  • Anne M. Alvarez
  • Department of Plant and Environmental Protection Sciences, 3190 Maile Way University of Hawaii, Manoa, Honolulu, HI, 96822, USA.
  • Google Scholar


  •  Received: 10 January 2017
  •  Accepted: 14 February 2017
  •  Published: 02 March 2017

Abstract

Gray mold and soft rot are the most important postharvest diseases of tomato worldwide. A survey of fresh-market tomato fruit was conducted in Oahu to determine which fungal and bacterial pathogens were most commonly associated with postharvest disease. Alternaria, Botrytis, Colletotrichum, Fusarium, Geotrichum, Mucor, Stemphyllium, Rhizopus and Penicillium were the most frequently isolated fungi and Acetobacter, Gluconobacter, Klebsiella, Leuconostoc and Pectobacterium were the prevalent bacteria.  Fifty-one percent of the diseased tomatoes had been imported from California and Mexico and 49% had been grown locally at three sites in Oahu.
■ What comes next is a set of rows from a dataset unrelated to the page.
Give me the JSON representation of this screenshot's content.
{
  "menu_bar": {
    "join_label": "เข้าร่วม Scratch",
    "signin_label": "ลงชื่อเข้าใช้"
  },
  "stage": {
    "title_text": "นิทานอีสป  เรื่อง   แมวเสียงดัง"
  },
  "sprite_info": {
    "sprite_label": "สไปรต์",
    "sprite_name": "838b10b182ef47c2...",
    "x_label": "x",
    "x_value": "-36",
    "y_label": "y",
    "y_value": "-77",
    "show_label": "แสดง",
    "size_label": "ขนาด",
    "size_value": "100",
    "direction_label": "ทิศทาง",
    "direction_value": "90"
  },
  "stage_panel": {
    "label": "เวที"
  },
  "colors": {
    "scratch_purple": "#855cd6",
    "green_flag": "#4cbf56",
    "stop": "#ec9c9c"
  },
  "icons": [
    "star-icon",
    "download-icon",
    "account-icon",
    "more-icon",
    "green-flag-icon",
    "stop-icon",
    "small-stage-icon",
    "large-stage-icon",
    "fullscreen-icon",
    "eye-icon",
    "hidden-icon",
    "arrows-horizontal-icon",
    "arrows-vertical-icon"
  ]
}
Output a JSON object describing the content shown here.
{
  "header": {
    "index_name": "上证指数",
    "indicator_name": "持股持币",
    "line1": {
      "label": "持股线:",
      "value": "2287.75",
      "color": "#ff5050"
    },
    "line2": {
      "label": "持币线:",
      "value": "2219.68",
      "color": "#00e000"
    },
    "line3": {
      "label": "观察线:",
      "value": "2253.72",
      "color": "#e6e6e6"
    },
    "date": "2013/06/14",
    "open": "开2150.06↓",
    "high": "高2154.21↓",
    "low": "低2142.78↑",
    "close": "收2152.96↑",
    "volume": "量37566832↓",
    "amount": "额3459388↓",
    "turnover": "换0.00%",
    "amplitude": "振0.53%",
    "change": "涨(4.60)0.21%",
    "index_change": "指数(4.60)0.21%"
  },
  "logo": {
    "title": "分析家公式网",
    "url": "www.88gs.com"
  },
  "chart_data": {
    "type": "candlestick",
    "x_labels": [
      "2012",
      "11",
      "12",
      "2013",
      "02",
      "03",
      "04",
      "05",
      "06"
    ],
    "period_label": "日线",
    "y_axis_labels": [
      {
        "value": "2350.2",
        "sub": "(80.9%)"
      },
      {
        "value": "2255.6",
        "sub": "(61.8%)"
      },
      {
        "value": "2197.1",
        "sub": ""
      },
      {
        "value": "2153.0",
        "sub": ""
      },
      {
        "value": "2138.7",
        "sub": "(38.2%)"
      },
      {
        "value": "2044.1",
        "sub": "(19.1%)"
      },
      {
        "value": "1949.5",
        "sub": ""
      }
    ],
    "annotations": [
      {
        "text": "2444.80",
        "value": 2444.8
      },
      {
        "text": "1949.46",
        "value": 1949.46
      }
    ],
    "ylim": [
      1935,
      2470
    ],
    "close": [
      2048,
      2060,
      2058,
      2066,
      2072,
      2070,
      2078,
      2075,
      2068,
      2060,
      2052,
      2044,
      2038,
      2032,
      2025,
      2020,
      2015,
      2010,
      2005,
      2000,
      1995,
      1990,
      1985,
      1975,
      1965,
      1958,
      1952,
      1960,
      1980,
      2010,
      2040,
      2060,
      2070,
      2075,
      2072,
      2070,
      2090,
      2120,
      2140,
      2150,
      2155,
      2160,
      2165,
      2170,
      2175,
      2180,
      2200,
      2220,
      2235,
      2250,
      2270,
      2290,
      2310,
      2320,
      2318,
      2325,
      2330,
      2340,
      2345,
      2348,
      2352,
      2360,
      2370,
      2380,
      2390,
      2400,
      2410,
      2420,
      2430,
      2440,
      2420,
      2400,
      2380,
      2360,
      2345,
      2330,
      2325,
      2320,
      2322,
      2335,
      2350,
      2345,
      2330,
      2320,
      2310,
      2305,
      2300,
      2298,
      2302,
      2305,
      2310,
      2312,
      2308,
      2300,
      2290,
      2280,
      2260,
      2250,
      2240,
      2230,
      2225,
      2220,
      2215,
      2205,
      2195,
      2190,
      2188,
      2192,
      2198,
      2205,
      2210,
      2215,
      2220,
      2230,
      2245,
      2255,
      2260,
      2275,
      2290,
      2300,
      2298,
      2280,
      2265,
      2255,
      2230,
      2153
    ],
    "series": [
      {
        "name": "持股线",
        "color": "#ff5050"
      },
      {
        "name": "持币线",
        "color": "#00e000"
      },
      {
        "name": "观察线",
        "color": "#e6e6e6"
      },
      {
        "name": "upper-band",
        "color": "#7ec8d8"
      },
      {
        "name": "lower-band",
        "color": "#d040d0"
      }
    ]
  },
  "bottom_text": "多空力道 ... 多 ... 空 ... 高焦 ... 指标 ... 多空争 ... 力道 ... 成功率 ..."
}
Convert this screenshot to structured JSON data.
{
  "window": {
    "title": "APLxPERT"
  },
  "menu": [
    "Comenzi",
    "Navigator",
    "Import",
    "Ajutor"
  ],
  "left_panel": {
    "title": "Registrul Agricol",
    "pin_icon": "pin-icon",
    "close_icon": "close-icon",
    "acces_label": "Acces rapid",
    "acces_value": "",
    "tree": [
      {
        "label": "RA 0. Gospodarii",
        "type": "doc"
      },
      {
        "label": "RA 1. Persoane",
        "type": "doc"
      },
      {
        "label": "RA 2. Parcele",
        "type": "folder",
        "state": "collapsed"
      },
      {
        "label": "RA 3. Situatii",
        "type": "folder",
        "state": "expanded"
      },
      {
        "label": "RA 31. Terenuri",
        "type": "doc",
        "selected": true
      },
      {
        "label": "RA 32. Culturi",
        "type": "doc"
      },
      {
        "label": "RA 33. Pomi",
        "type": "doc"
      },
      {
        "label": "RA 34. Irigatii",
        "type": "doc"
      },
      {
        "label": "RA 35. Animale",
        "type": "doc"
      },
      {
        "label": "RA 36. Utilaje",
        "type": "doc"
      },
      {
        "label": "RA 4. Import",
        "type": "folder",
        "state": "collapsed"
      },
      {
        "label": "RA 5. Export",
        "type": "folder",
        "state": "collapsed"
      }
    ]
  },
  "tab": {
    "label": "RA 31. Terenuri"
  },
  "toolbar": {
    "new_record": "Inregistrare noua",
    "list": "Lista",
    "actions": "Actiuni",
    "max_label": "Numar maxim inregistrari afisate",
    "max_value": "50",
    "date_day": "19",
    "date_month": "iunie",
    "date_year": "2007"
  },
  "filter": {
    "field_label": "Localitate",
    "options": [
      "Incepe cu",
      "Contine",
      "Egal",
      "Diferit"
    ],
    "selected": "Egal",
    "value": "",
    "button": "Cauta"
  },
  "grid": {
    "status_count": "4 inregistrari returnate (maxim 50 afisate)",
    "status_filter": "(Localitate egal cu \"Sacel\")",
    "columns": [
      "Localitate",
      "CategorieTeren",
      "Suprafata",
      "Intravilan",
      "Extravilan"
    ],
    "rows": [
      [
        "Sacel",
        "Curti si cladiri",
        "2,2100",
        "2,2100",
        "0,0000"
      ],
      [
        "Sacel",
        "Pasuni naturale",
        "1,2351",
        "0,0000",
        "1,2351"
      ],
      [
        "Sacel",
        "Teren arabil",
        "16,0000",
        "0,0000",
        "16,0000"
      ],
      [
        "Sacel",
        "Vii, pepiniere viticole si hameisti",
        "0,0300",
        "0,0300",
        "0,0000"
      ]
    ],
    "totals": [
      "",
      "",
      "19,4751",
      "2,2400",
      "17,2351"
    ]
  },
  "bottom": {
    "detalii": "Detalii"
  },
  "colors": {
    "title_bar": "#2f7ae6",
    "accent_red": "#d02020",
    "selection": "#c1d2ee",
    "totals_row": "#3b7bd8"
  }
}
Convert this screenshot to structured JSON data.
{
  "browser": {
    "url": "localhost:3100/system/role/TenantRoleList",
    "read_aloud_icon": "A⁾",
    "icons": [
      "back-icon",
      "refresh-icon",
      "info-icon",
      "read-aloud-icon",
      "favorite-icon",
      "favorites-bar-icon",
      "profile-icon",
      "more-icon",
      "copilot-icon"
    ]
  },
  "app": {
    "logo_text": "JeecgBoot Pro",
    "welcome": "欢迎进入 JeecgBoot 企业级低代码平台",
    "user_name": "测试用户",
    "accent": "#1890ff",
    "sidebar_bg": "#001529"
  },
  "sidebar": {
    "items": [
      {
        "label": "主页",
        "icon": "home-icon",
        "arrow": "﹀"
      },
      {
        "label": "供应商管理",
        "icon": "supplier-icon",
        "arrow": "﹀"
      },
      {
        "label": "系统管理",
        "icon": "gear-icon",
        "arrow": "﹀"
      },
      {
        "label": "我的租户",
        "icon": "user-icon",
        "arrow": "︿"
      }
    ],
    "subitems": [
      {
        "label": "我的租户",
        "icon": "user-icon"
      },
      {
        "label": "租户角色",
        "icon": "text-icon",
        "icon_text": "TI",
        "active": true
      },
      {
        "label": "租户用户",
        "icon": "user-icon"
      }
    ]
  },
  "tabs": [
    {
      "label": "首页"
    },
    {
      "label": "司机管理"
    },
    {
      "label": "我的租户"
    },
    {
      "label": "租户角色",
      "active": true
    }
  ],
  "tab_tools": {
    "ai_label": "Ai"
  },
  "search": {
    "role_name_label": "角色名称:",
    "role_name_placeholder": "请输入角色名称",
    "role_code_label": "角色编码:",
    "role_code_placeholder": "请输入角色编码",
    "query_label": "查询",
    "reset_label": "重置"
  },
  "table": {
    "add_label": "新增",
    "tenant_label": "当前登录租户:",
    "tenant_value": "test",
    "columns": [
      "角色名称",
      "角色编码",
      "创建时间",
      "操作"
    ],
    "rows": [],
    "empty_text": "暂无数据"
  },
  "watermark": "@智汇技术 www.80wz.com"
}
Pathogenicity tests revealed that 33 of 99 fungal isolates and 10 of 17 bacterial isolates were pathogenic on tomato types known as common market, cherry and grape tomato. Based on fruit assays, Botrytis cinerea (B03) and Pectobacterium carotovorum (BA17) were the most virulent isolates. Tested leaf extracts of Capsicum annuum cv. Stocky Red, C. annuum cv. Criolla de cocina, Capsicum chinense cv. NuMexsuave, Tagetes tenuifolia, Aloe vera, Origanum vulgare and Azadirachta indica were ineffective as biopesticides and did not reduce spore germination or mycelial growth of B. cinerea (B03) nor P. carotovorum (BA17). In contrast, a proprietary product (PF) reduced mycelial growth of B. cinerea (B03) and was further evaluated at doubling concentrations ranging from 0.0625 to 1 ml/L. Mycelial growth of B. cinerea and other fungi was completely inhibited by exposure to PF  at 1 ml/L. On the other hand, PF was not an effective biopesticides against P. carotovorum. PF shows promise for reducing gray mold and will be evaluated as a preharvest spray on tomato plants in the greenhouse.

Key words: Survey, postharvest diseases, tomato, natural product, Botrytis cinerea, Pectobacterium carotovorum.